‘The Garden of Earthly Worries’
Architect Daniel Libeskind designed the four abstract sculptures, named ‘The Garden of Earthly Worries’. With these sculptures, Libeskind wants to send out a message. Each sculpture represents a greenhouse gas: Carbon dioxide, methane, ozone and nitrous oxide. Gasses which cause climate change by the use of human beings, and are destroying nature.
Mankind Controlling Nature

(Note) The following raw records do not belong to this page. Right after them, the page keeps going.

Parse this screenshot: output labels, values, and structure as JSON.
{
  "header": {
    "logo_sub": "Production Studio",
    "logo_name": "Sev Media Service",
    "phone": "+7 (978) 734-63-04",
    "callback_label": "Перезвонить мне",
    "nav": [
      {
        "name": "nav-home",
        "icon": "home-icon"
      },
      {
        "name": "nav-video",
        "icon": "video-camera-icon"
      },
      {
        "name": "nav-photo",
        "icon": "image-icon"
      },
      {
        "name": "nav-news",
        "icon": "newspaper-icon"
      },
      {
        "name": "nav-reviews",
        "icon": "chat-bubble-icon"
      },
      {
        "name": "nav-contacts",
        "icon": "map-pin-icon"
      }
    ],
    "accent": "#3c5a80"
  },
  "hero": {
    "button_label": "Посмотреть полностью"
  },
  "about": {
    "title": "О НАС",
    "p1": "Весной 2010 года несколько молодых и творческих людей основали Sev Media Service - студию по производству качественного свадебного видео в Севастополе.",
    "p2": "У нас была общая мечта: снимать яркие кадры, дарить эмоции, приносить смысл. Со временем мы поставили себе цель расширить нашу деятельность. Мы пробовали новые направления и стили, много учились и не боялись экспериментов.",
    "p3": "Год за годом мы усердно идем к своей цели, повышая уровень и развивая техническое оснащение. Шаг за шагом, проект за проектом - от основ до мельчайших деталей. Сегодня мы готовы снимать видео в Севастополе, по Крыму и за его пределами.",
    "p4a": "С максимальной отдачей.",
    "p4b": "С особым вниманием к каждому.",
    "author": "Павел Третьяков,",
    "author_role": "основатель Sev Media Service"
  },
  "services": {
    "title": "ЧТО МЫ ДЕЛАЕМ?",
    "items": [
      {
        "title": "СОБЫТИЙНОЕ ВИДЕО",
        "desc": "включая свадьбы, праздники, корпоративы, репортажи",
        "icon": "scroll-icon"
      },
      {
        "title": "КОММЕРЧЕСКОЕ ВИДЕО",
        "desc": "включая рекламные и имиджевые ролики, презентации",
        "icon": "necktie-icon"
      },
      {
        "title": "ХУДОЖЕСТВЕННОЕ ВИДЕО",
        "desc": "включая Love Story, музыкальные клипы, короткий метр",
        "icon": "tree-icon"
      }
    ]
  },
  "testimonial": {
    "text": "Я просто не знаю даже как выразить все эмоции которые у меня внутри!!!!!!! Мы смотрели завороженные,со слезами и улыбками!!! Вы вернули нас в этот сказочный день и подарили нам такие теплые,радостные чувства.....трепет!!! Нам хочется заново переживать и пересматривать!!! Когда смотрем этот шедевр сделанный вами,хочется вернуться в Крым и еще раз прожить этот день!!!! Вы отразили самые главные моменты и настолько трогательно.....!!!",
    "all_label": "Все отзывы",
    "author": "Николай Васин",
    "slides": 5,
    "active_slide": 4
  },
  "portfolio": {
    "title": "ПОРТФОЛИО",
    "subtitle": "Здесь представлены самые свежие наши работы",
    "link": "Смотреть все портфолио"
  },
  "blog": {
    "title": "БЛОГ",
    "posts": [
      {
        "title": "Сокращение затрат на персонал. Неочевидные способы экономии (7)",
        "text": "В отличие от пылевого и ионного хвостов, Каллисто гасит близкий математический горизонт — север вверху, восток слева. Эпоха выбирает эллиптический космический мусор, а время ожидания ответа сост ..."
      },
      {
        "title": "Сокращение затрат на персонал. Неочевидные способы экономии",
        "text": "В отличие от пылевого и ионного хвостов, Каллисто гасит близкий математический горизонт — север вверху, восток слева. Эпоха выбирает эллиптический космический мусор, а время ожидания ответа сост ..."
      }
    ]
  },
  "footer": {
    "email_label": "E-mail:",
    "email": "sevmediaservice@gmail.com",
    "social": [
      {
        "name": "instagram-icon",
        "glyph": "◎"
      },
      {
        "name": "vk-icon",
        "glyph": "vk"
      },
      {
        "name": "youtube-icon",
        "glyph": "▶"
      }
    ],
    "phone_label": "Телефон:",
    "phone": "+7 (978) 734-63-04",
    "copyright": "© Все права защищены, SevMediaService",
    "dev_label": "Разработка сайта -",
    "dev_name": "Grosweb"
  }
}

The influence humanity has on nature and the way it wants to control it, is the theme that connects the 17th century baroque garden, ‘The Garden of Paradise’, with the ‘Garden of Earthly Worries’. Libeskind sees ‘The Garden of Paradise’ as an idealized piece of nature, typical for the way humans are dominating nature. With ‘The Garden of Earthly Worries’ Libeskind emphasizes how this dominating nature of mankind is actually causing severe problems like climate change.
Visiting the Gardens

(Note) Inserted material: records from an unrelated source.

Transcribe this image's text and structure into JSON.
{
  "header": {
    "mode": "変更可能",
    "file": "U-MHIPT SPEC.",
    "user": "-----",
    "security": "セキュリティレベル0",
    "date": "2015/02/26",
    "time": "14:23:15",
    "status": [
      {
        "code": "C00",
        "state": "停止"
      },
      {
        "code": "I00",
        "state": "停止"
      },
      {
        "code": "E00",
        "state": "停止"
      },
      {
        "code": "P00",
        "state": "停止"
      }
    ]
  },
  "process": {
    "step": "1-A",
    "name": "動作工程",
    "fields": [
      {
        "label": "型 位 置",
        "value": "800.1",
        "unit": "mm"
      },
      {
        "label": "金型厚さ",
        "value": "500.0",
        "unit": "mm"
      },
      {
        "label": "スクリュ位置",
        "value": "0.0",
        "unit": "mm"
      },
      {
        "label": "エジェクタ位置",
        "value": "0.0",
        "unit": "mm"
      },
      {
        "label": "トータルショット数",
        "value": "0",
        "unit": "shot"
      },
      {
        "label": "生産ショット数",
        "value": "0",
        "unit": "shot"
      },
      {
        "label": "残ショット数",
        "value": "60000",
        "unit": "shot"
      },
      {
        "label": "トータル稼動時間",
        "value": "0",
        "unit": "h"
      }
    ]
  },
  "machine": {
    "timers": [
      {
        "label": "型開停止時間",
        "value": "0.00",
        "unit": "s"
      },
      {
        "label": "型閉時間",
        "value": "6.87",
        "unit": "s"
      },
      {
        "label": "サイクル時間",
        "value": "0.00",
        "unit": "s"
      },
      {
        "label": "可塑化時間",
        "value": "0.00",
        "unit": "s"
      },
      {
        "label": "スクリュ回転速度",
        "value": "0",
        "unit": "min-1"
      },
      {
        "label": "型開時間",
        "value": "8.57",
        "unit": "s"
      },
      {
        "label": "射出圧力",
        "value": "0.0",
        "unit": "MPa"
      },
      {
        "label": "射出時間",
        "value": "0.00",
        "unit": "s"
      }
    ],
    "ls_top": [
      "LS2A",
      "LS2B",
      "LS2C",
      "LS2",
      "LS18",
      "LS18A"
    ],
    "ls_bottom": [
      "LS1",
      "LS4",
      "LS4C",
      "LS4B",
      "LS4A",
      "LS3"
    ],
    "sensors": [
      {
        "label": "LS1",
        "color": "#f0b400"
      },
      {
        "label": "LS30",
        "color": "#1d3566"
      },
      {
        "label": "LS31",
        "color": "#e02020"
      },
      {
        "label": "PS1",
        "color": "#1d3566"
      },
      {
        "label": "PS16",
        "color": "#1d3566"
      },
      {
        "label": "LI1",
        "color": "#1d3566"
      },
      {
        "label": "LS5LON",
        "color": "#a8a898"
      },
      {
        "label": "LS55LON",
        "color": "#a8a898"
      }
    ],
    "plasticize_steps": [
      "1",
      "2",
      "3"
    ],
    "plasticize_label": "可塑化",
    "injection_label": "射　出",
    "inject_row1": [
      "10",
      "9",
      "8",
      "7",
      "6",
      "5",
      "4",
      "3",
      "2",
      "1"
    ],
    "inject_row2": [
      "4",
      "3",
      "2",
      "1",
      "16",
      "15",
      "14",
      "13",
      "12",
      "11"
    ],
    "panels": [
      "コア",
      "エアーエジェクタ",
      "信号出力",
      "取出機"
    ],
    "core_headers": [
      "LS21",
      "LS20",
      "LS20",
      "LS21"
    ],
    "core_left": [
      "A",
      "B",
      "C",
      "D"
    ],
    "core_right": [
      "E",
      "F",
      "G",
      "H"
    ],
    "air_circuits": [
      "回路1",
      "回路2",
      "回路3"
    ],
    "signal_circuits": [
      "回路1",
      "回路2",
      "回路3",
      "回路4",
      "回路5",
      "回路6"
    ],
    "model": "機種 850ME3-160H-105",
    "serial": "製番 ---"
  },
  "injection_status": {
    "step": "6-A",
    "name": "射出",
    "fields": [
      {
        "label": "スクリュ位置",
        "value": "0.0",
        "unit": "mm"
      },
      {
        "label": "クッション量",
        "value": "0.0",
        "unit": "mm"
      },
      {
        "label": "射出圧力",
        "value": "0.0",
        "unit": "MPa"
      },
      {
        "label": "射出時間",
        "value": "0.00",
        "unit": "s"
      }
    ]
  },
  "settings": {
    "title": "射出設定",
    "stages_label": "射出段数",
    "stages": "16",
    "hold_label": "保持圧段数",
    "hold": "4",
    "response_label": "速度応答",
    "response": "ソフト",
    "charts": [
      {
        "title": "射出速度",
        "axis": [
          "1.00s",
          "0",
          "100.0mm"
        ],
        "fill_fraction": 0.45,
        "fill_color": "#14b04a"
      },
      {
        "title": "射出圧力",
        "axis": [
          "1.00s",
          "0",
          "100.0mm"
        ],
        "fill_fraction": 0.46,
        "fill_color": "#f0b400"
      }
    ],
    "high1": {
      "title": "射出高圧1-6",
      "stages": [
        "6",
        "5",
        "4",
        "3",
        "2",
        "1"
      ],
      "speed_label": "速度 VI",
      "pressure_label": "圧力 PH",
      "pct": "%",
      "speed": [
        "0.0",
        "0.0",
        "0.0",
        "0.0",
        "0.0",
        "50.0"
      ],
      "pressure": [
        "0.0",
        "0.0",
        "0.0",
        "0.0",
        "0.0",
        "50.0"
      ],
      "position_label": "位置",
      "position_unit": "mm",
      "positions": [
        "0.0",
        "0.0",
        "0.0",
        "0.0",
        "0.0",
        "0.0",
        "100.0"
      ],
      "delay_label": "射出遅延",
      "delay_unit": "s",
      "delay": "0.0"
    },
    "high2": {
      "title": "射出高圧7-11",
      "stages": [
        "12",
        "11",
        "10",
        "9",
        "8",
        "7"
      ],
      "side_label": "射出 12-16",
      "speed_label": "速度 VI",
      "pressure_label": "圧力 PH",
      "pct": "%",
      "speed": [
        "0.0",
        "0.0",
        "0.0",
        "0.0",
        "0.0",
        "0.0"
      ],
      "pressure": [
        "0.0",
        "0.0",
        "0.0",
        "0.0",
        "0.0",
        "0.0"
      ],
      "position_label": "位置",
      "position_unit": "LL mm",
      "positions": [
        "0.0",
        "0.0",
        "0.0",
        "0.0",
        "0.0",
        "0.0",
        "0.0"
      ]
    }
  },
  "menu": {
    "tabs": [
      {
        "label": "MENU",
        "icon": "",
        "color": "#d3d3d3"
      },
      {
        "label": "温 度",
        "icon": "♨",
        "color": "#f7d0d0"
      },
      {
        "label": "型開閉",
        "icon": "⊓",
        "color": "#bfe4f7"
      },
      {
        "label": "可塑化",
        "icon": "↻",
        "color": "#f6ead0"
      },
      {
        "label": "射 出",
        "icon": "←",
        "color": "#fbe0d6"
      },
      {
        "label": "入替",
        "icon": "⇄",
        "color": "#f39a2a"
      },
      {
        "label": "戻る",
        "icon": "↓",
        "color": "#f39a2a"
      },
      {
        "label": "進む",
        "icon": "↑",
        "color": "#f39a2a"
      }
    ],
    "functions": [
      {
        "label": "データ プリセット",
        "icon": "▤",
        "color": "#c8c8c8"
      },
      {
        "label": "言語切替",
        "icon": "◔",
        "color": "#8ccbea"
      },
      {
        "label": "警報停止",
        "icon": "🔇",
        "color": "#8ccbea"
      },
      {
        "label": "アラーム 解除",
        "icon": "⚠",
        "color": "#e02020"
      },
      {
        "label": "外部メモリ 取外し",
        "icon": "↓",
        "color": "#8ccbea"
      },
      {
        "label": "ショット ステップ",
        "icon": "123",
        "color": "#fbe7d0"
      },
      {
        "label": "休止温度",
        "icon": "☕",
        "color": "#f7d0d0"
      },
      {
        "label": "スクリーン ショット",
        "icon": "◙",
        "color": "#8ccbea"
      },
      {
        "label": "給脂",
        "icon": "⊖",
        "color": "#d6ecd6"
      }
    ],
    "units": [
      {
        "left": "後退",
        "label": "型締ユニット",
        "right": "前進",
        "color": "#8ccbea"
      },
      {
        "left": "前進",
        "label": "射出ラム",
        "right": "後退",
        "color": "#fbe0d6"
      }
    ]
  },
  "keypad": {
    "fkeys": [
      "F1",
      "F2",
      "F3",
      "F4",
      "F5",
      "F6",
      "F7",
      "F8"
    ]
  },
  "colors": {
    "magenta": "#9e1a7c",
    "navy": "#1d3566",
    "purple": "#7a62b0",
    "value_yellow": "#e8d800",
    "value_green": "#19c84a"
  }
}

What do you think of these sculptures and the message it stands for? We really enjoyed such a bold statement in a place where you would least expect it. Besides, the sculptures are quite impressive and add a fierce contrast to the royal gardens. And next to the palace gardens, there is the palace park; an area of 650 hectare, ideal for strolling on a sunny day. Are you interested in visiting the gardens and seeing the sculptures? This year the gardens are open until September 29th.
Most Sustainable Hotel in the Netherlands

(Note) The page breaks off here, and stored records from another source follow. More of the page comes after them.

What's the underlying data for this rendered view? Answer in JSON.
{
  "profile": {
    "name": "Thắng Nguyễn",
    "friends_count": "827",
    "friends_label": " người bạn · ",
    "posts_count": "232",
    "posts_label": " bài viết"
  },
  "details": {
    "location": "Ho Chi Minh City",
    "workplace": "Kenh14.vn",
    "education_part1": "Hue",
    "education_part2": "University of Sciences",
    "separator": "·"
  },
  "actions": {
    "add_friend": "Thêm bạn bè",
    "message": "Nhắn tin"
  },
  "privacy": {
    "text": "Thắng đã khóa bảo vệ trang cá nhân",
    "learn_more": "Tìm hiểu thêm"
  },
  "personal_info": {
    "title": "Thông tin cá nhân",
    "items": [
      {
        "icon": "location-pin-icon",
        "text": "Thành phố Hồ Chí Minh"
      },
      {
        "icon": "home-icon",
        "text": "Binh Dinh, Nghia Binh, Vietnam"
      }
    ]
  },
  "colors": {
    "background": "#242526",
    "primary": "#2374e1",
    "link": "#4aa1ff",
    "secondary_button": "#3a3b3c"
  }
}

Green Amsterdam regularly gets asked for green hotel recommendations, so we decided to dive into the Amsterdam sustainable hotel world. First on our list was Hotel Jakarta, declared the most sustainable hotel in The Netherlands. We had to see that for ourselves! This 4-star hotel on Java-Island opened just nine months ago and oozes luxury, in a natural way. In reference to Java, the hotel is inspired by Indonesia, which you find in all kinds of details in the hotel.
Would you like to use more sustainable products? Green Amsterdam’s exploring brands that are friendly for the environment and this time we’re taking a closer look at the brand House of Marley.
Would you like to wear more sustainable clothes? Green Amsterdam’s exploring brands that are friendly for the environment and this time we’re taking a closer look at Swedish brand Fjällräven.
Sustainable House Boats
Want to escape the busy city life and enjoy some vega(n) food? Head over to the circular paradise called De Ceuvel in Amsterdam North! This sustainable project looks like a secluded mini village of house boats where you can find creative workspaces, a cultural centre, a floating hotel and a cafe-restaurant. You can sit on the terrace at the water in seats made of old boats or seclude yourself on a raft. And in summer time you can even take a refreshing dive in the old shipyard!
In the south of the city, close to the Amsterdam World Trade Center and convention centre RAI you can find the peaceful Beatrixpark. This park is mainly used by people around the area and is never really crowded which makes it a perfect place to avoid the heavy traffic and overall packed area surrounding it.
Park Frankendael is Amsterdam’s biggest and most important ecological park, located in the east of the city. It’s a beautiful romantic and spacious park where you can find a lot more peace and quiet than for instance the Vondelpark or Westerpark, which are closer to the centre. Maybe that’s why the few storks in the city chose this park to build their nest.
When you’re in Amsterdam, you probably want to visit a coffeeshop because hey, this is your chance, right? There are a lot of them in the city, and when you’re new here it might be hard to pick one that isn’t too shady, like lots of local shops are, or too crowded and loud, like most tourist coffeeshops in the centre are.